● **Your instructions**: From the listing below, count the lines where the string "author" occurs. Give the number, with no other words.

● **Record excerpts**:
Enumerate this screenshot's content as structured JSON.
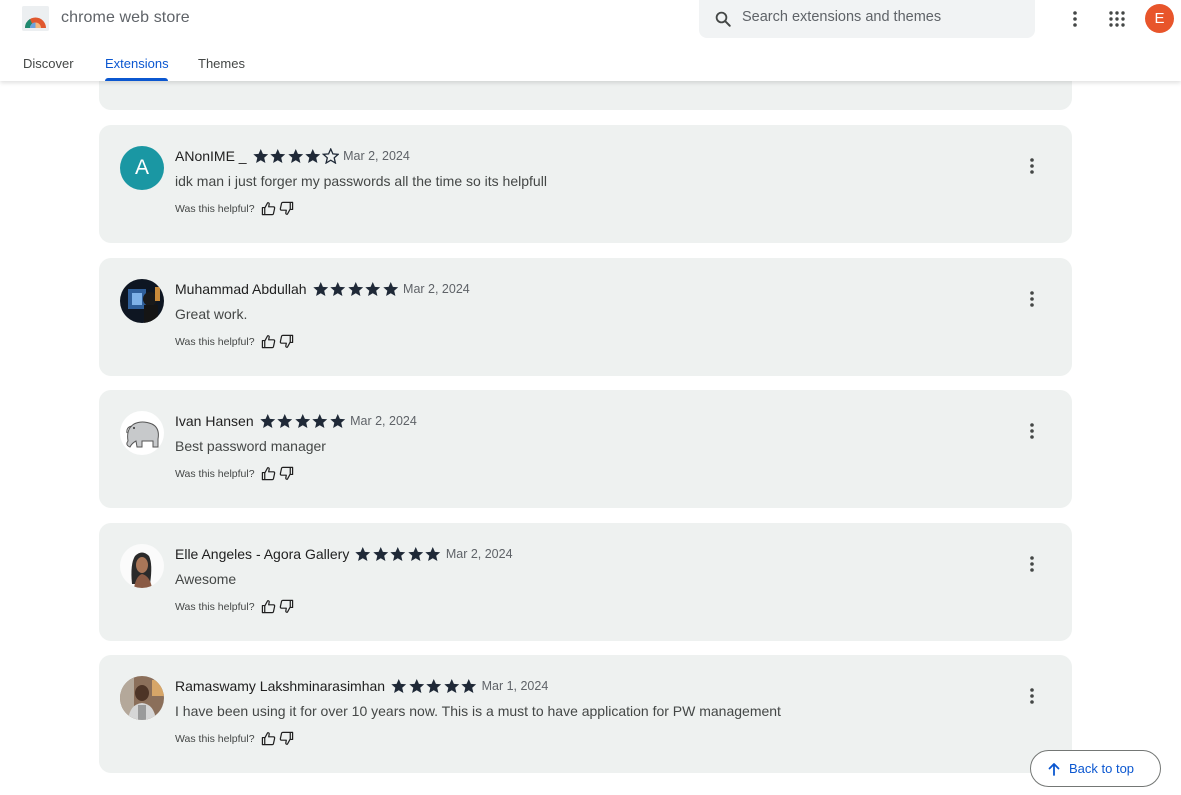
{
  "header": {
    "brand": "chrome web store",
    "tabs": [
      {
        "label": "Discover",
        "active": false
      },
      {
        "label": "Extensions",
        "active": true
      },
      {
        "label": "Themes",
        "active": false
      }
    ],
    "search": {
      "placeholder": "Search extensions and themes",
      "value": ""
    },
    "account_initial": "E",
    "icons": {
      "search": "search-icon",
      "menu": "more-vert-icon",
      "apps": "apps-grid-icon"
    }
  },
  "colors": {
    "accent": "#0b57d0",
    "card_bg": "#eef1f0",
    "avatar_account": "#e8552b",
    "avatar_letter": "#1a97a3",
    "star": "#1f2937"
  },
  "reviews": [
    {
      "author": "ANonIME _",
      "avatar": "A",
      "rating": 4,
      "max_rating": 5,
      "date": "Mar 2, 2024",
      "text": "idk man i just forger my passwords all the time so its helpfull",
      "helpful_label": "Was this helpful?"
    },
    {
      "author": "Muhammad Abdullah",
      "avatar": "photo",
      "rating": 5,
      "max_rating": 5,
      "date": "Mar 2, 2024",
      "text": "Great work.",
      "helpful_label": "Was this helpful?"
    },
    {
      "author": "Ivan Hansen",
      "avatar": "photo",
      "rating": 5,
      "max_rating": 5,
      "date": "Mar 2, 2024",
      "text": "Best password manager",
      "helpful_label": "Was this helpful?"
    },
    {
      "author": "Elle Angeles - Agora Gallery",
      "avatar": "photo",
      "rating": 5,
      "max_rating": 5,
      "date": "Mar 2, 2024",
      "text": "Awesome",
      "helpful_label": "Was this helpful?"
    },
    {
      "author": "Ramaswamy Lakshminarasimhan",
      "avatar": "photo",
      "rating": 5,
      "max_rating": 5,
      "date": "Mar 1, 2024",
      "text": "I have been using it for over 10 years now.  This is a must to have application for PW management",
      "helpful_label": "Was this helpful?"
    }
  ],
  "back_to_top": {
    "label": "Back to top"
  }
}
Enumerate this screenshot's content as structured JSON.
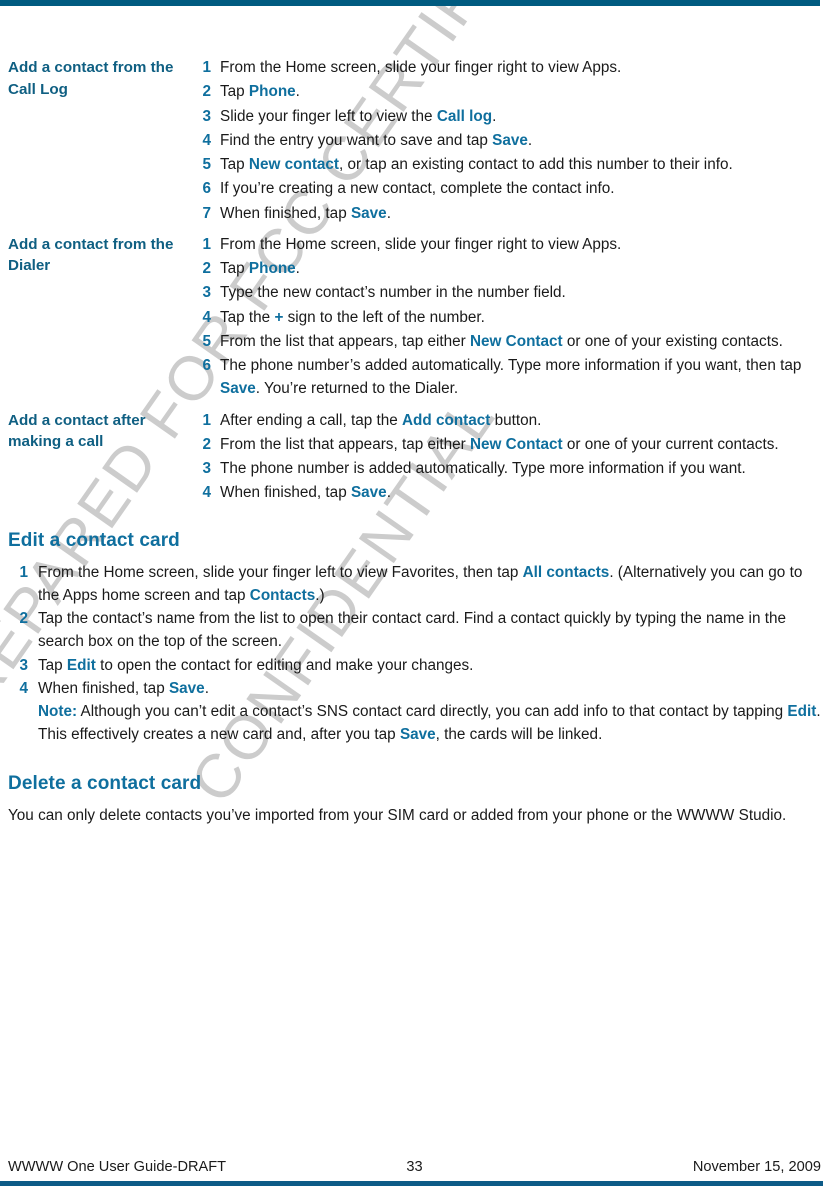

● **Exercise answer**: 5